→ DIRECTIONS:
Which lines in the data below contain the word "Agent"? Copy each of them.

(Dataset rows for apps and sites)
::::::::::

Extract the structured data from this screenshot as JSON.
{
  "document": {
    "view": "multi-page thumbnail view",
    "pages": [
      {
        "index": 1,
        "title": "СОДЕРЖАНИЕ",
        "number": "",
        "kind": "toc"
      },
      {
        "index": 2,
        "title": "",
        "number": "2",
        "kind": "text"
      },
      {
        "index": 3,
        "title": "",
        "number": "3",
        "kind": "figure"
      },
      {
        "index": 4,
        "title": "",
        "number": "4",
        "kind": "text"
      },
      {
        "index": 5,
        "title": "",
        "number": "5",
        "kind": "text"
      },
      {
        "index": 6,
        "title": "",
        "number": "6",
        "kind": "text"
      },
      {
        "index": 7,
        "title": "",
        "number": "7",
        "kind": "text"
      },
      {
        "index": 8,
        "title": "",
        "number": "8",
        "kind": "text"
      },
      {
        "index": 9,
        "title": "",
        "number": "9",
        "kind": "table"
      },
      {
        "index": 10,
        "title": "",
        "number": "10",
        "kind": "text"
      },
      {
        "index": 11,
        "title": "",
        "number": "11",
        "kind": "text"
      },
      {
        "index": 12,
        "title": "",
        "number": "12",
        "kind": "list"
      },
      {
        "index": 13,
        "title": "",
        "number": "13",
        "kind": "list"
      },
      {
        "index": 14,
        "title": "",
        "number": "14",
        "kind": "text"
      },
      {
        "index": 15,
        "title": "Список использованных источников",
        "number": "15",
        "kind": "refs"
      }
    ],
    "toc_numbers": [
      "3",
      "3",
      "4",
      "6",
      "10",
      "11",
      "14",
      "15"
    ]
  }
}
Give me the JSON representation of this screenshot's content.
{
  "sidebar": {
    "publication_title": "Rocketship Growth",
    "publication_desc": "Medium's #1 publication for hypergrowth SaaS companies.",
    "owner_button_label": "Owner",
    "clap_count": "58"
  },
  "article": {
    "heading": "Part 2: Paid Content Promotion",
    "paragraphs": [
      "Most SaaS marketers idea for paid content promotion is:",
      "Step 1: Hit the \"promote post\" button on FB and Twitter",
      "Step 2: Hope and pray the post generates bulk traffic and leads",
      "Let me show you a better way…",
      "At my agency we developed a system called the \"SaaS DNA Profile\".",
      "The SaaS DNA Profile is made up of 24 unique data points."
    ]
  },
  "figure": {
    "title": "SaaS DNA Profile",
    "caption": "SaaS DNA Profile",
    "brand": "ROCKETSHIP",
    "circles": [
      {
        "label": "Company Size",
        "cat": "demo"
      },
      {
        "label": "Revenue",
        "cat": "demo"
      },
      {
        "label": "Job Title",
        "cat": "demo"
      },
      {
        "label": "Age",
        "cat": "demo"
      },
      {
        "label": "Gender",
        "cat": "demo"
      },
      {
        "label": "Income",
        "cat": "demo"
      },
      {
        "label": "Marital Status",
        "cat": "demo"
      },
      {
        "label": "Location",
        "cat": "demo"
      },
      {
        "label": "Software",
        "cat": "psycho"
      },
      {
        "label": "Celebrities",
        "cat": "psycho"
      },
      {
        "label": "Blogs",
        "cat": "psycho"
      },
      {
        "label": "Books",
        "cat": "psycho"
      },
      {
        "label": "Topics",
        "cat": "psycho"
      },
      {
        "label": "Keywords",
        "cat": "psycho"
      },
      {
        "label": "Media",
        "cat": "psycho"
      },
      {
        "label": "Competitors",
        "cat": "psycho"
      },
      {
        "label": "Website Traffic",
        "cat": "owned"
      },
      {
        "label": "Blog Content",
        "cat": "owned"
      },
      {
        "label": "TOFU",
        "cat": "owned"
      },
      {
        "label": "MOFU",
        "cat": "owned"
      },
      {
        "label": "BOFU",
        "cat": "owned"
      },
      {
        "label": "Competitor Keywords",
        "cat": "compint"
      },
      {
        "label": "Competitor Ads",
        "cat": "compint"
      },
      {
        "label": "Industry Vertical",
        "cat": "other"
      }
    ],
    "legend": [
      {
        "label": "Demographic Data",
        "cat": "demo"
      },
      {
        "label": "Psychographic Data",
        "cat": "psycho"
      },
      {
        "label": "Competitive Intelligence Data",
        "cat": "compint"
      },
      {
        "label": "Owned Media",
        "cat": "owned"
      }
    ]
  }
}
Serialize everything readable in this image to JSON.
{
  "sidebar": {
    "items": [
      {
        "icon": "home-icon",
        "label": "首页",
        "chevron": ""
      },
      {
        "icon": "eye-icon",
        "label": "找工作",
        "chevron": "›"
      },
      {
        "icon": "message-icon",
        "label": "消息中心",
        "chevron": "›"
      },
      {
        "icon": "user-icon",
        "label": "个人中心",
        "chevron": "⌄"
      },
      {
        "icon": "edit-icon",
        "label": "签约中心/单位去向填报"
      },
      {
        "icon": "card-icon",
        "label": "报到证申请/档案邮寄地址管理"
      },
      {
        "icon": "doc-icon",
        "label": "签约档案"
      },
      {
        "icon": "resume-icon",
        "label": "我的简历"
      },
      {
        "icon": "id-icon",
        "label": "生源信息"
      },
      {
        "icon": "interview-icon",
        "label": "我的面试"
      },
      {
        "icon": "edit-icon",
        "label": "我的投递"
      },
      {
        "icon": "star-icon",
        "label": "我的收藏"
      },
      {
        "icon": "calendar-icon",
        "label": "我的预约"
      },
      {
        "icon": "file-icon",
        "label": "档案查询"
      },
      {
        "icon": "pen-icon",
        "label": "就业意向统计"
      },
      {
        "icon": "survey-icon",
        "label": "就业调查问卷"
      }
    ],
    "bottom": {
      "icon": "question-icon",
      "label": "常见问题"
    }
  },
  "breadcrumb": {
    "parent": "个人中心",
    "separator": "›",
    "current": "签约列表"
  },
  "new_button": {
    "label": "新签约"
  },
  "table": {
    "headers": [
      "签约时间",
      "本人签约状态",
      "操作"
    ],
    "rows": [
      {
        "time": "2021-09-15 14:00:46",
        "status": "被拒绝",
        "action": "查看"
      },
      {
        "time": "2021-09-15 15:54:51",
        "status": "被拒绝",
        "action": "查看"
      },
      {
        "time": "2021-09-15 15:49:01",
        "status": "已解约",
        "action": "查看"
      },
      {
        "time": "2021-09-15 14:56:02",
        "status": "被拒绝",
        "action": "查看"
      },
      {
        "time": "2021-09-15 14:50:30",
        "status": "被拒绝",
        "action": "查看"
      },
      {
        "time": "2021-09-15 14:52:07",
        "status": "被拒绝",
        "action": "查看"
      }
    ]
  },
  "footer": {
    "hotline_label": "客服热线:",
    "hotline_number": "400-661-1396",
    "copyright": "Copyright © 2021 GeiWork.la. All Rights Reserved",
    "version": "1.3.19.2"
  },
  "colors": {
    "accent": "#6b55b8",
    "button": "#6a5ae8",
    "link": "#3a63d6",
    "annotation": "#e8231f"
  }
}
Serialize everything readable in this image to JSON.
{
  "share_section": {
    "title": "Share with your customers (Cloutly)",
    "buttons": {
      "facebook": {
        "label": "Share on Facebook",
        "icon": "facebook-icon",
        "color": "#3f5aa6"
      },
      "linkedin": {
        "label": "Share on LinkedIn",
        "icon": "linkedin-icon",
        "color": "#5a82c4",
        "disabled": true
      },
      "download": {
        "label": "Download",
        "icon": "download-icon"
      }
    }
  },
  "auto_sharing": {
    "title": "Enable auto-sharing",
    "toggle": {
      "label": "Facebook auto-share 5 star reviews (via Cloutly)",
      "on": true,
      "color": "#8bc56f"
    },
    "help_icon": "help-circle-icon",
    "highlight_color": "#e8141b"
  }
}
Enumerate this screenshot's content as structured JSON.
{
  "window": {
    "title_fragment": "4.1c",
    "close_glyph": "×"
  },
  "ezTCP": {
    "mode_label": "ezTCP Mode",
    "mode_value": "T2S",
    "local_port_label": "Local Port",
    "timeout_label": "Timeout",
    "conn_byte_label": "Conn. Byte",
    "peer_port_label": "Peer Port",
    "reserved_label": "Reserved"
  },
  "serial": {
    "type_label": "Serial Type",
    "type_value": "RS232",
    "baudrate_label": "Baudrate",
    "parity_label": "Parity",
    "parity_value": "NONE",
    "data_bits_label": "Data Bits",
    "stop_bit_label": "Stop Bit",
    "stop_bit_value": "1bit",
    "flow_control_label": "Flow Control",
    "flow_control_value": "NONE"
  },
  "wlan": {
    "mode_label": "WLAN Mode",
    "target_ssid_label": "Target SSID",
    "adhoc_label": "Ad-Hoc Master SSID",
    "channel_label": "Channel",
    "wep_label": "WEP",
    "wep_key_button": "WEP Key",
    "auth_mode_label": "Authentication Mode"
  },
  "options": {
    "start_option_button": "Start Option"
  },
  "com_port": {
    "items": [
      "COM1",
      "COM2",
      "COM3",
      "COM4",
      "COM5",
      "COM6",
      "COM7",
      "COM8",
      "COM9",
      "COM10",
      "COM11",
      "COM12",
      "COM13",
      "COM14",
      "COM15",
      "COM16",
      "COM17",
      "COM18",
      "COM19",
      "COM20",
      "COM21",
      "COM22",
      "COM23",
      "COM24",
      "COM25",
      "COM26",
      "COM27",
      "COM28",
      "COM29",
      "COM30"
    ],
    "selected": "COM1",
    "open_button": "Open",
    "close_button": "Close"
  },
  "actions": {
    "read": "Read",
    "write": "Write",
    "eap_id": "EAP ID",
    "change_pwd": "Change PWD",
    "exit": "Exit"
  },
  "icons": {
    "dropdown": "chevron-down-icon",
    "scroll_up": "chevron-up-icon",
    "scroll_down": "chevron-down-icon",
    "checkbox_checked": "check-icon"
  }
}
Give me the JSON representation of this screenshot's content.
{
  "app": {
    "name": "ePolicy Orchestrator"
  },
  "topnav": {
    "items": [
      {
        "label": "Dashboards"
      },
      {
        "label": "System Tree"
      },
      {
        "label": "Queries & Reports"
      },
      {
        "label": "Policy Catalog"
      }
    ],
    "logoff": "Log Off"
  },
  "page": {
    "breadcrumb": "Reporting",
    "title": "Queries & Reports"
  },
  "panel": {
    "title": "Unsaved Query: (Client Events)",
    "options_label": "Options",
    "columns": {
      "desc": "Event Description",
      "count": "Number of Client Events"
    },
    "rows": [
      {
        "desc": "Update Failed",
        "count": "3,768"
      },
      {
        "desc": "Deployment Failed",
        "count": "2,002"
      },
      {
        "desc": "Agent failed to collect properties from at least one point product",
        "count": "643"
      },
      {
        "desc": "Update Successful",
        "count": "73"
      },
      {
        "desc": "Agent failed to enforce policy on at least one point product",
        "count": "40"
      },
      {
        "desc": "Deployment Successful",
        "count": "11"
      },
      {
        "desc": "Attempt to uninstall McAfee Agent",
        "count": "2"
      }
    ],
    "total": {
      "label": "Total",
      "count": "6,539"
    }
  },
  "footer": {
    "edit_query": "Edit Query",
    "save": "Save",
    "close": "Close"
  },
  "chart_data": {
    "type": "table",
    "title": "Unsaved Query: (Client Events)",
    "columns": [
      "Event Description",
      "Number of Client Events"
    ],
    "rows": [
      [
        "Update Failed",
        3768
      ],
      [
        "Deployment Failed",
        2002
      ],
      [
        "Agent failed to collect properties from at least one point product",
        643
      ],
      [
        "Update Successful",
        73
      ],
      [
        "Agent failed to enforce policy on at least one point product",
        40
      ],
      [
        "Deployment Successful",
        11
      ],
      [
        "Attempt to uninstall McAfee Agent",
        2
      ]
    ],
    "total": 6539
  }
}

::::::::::

→ ANSWER TO THE EXERCISE:
        "desc": "Agent failed to collect properties from at least one point product",
        "desc": "Agent failed to enforce policy on at least one point product",
        "desc": "Attempt to uninstall McAfee Agent",
        "Agent failed to collect properties from at least one point product",
        "Agent failed to enforce policy on at least one point product",
        "Attempt to uninstall McAfee Agent",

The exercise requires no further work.